[Dataset rows describing interfaces]

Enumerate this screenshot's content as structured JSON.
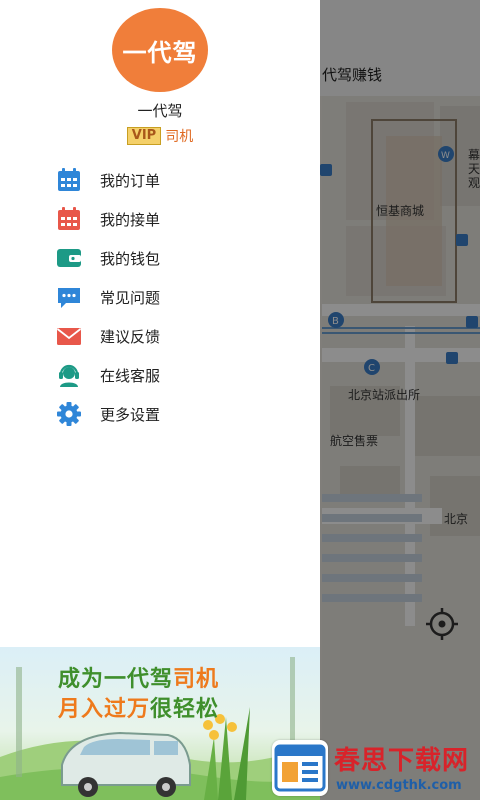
{
  "map": {
    "title": "代驾赚钱",
    "labels": {
      "mall": "恒基商城",
      "police": "北京站派出所",
      "ticket": "航空售票",
      "street": "北京",
      "side_text": "幕天观"
    }
  },
  "drawer": {
    "logo_text": "一代驾",
    "user_name": "一代驾",
    "vip_badge": "VIP",
    "role": "司机",
    "menu": [
      {
        "label": "我的订单",
        "icon": "calendar-icon"
      },
      {
        "label": "我的接单",
        "icon": "calendar-icon"
      },
      {
        "label": "我的钱包",
        "icon": "wallet-icon"
      },
      {
        "label": "常见问题",
        "icon": "chat-bubble-icon"
      },
      {
        "label": "建议反馈",
        "icon": "envelope-icon"
      },
      {
        "label": "在线客服",
        "icon": "headset-icon"
      },
      {
        "label": "更多设置",
        "icon": "gear-icon"
      }
    ]
  },
  "banner": {
    "line1_part1": "成为一代驾",
    "line1_part2": "司机",
    "line2_part1": "月入过万",
    "line2_part2": "很轻松"
  },
  "watermark": {
    "title": "春思下载网",
    "url": "www.cdgthk.com"
  },
  "colors": {
    "accent_orange": "#f07e3a",
    "icon_blue": "#2f86d8",
    "icon_red": "#e8574a",
    "icon_teal": "#1d9a86"
  }
}
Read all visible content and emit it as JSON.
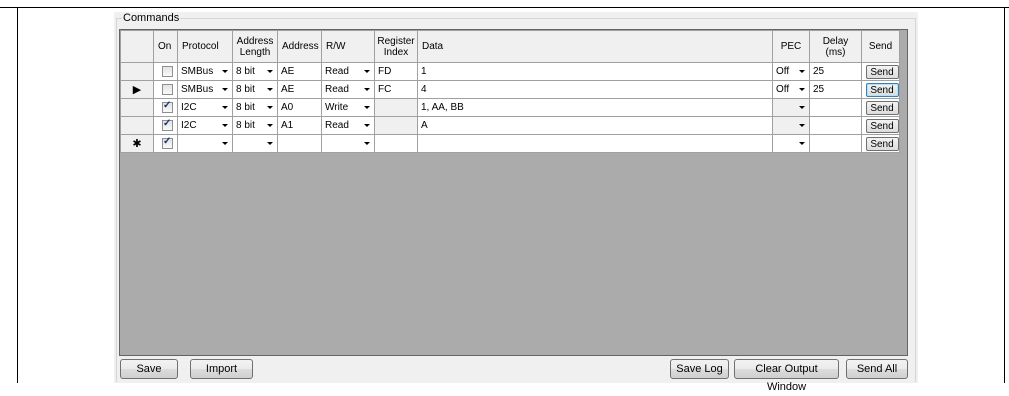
{
  "group": {
    "title": "Commands"
  },
  "columns": {
    "on": "On",
    "protocol": "Protocol",
    "address_length": [
      "Address",
      "Length"
    ],
    "address": "Address",
    "rw": "R/W",
    "register_index": [
      "Register",
      "Index"
    ],
    "data": "Data",
    "pec": "PEC",
    "delay": [
      "Delay",
      "(ms)"
    ],
    "send": "Send"
  },
  "rows": [
    {
      "marker": "",
      "on": false,
      "protocol": "SMBus",
      "addr_len": "8 bit",
      "address": "AE",
      "rw": "Read",
      "reg_index": "FD",
      "data": "1",
      "pec": "Off",
      "delay": "25",
      "send": "Send"
    },
    {
      "marker": "▶",
      "on": false,
      "protocol": "SMBus",
      "addr_len": "8 bit",
      "address": "AE",
      "rw": "Read",
      "reg_index": "FC",
      "data": "4",
      "pec": "Off",
      "delay": "25",
      "send": "Send"
    },
    {
      "marker": "",
      "on": true,
      "protocol": "I2C",
      "addr_len": "8 bit",
      "address": "A0",
      "rw": "Write",
      "reg_index": "",
      "data": "1, AA, BB",
      "pec": "",
      "delay": "",
      "send": "Send"
    },
    {
      "marker": "",
      "on": true,
      "protocol": "I2C",
      "addr_len": "8 bit",
      "address": "A1",
      "rw": "Read",
      "reg_index": "",
      "data": "A",
      "pec": "",
      "delay": "",
      "send": "Send"
    },
    {
      "marker": "✱",
      "on": true,
      "protocol": "",
      "addr_len": "",
      "address": "",
      "rw": "",
      "reg_index": "",
      "data": "",
      "pec": "",
      "delay": "",
      "send": "Send"
    }
  ],
  "buttons": {
    "save": "Save",
    "import": "Import",
    "save_log": "Save Log",
    "clear_output": "Clear Output Window",
    "send_all": "Send All"
  }
}
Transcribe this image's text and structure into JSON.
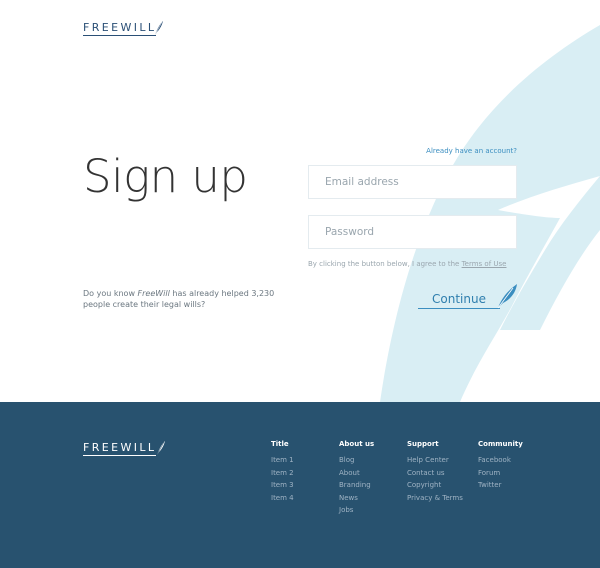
{
  "brand": {
    "logo_text": "FREEWILL",
    "feather_icon": "feather-icon",
    "accent_color": "#3b8ec0",
    "footer_color": "#28526f"
  },
  "signup": {
    "title": "Sign up",
    "already_account": "Already have an account?",
    "email_placeholder": "Email address",
    "password_placeholder": "Password",
    "terms_prefix": "By clicking the button below, I agree to the ",
    "terms_link": "Terms of Use",
    "info_prefix": "Do you know ",
    "info_brand": "FreeWill",
    "info_suffix": " has already helped 3,230 people create their legal wills?",
    "continue_label": "Continue"
  },
  "footer": {
    "logo_text": "FREEWILL",
    "columns": [
      {
        "title": "Title",
        "items": [
          "Item 1",
          "Item 2",
          "Item 3",
          "Item 4"
        ]
      },
      {
        "title": "About us",
        "items": [
          "Blog",
          "About",
          "Branding",
          "News",
          "Jobs"
        ]
      },
      {
        "title": "Support",
        "items": [
          "Help Center",
          "Contact us",
          "Copyright",
          "Privacy & Terms"
        ]
      },
      {
        "title": "Community",
        "items": [
          "Facebook",
          "Forum",
          "Twitter"
        ]
      }
    ]
  }
}
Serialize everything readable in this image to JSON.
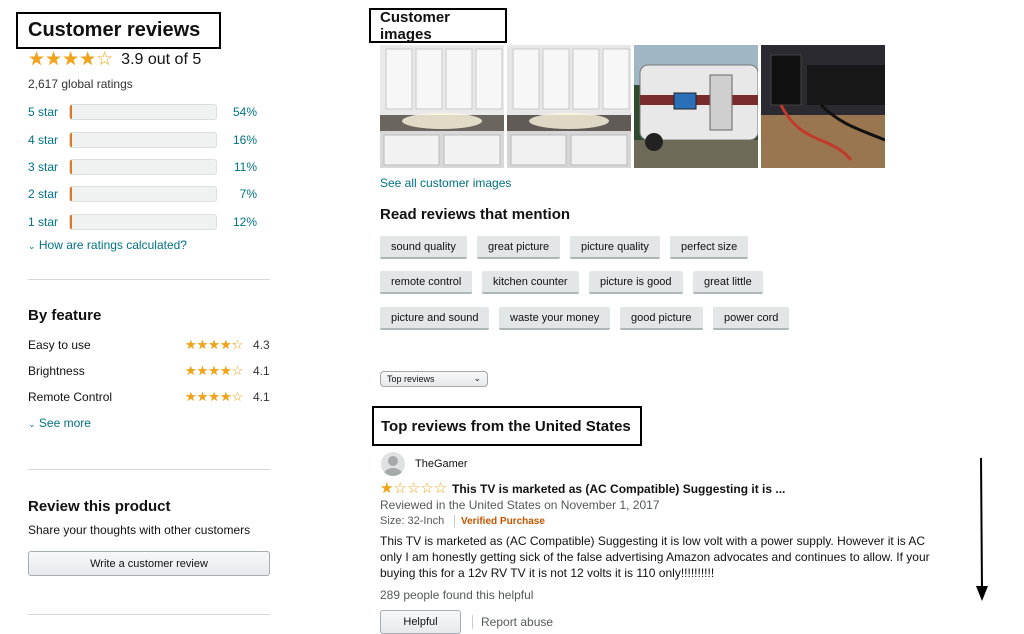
{
  "left": {
    "customer_reviews_title": "Customer reviews",
    "average_rating": 3.9,
    "average_text": "3.9 out of 5",
    "global_ratings": "2,617 global ratings",
    "histogram": [
      {
        "label": "5 star",
        "percent_text": "54%",
        "percent": 54
      },
      {
        "label": "4 star",
        "percent_text": "16%",
        "percent": 16
      },
      {
        "label": "3 star",
        "percent_text": "11%",
        "percent": 11
      },
      {
        "label": "2 star",
        "percent_text": "7%",
        "percent": 7
      },
      {
        "label": "1 star",
        "percent_text": "12%",
        "percent": 12
      }
    ],
    "how_calculated": "How are ratings calculated?",
    "by_feature_title": "By feature",
    "features": [
      {
        "name": "Easy to use",
        "rating": 4.3,
        "value": "4.3"
      },
      {
        "name": "Brightness",
        "rating": 4.1,
        "value": "4.1"
      },
      {
        "name": "Remote Control",
        "rating": 4.1,
        "value": "4.1"
      }
    ],
    "see_more": "See more",
    "review_product_title": "Review this product",
    "share_text": "Share your thoughts with other customers",
    "write_review_button": "Write a customer review"
  },
  "right": {
    "customer_images_title": "Customer images",
    "images": [
      "kitchen-photo",
      "kitchen-photo",
      "rv-trailer-photo",
      "tv-cables-photo"
    ],
    "see_all_images": "See all customer images",
    "mention_title": "Read reviews that mention",
    "chips": [
      [
        "sound quality",
        "great picture",
        "picture quality",
        "perfect size"
      ],
      [
        "remote control",
        "kitchen counter",
        "picture is good",
        "great little"
      ],
      [
        "picture and sound",
        "waste your money",
        "good picture",
        "power cord"
      ]
    ],
    "sort_value": "Top reviews",
    "top_reviews_title": "Top reviews from the United States",
    "review": {
      "reviewer": "TheGamer",
      "rating": 1,
      "headline": "This TV is marketed as (AC Compatible) Suggesting it is ...",
      "date": "Reviewed in the United States on November 1, 2017",
      "size": "Size: 32-Inch",
      "verified": "Verified Purchase",
      "body": "This TV is marketed as (AC Compatible) Suggesting it is low volt with a power supply. However it is AC only I am honestly getting sick of the false advertising Amazon advocates and continues to allow. If your buying this for a 12v RV TV it is not 12 volts it is 110 only!!!!!!!!!!",
      "helpful_count": "289 people found this helpful",
      "helpful_button": "Helpful",
      "report": "Report abuse"
    }
  },
  "colors": {
    "star": "#f0a41c",
    "bar_fill": "#f8a62b",
    "link": "#007185",
    "verified": "#c45500"
  }
}
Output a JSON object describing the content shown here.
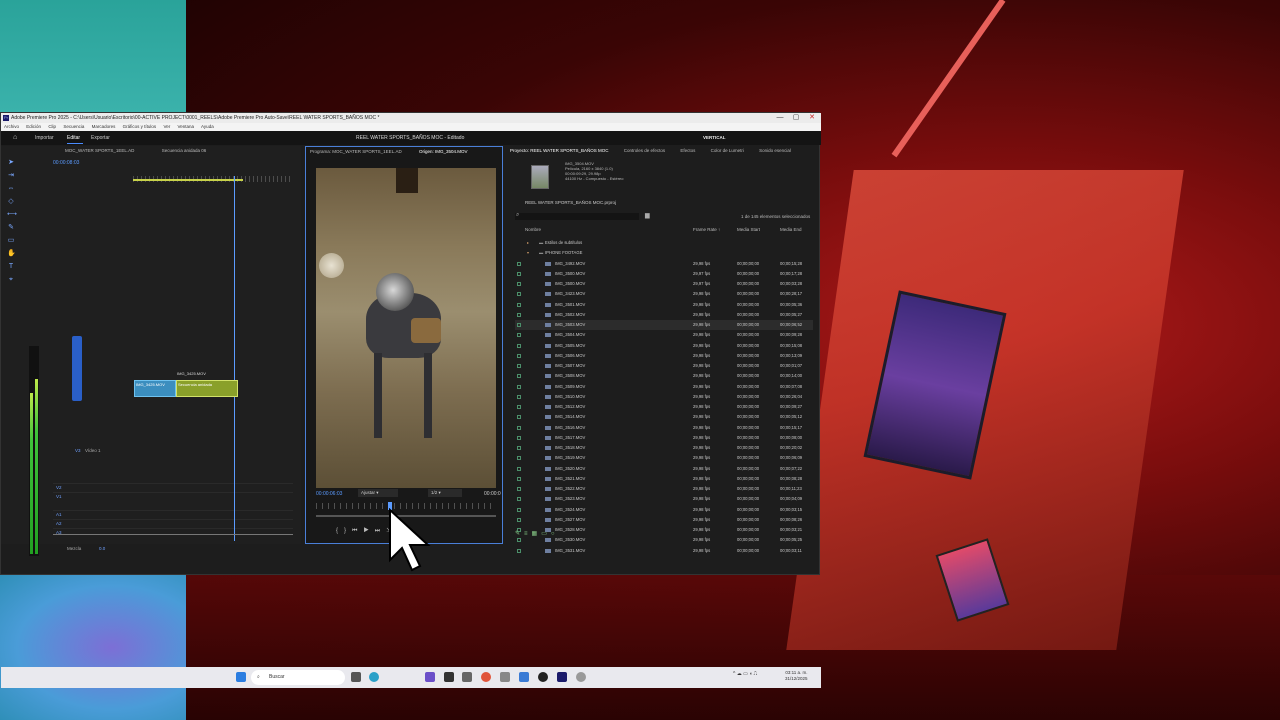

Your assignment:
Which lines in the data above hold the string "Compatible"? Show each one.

Answer box:
      "headline": "This TV is marketed as (AC Compatible) Suggesting it is ...",
      "body": "This TV is marketed as (AC Compatible) Suggesting it is low volt with a power supply. However it is AC only I am honestly getting sick of the false advertising Amazon advocates and continues to allow. If your buying this for a 12v RV TV it is not 12 volts it is 110 only!!!!!!!!!!",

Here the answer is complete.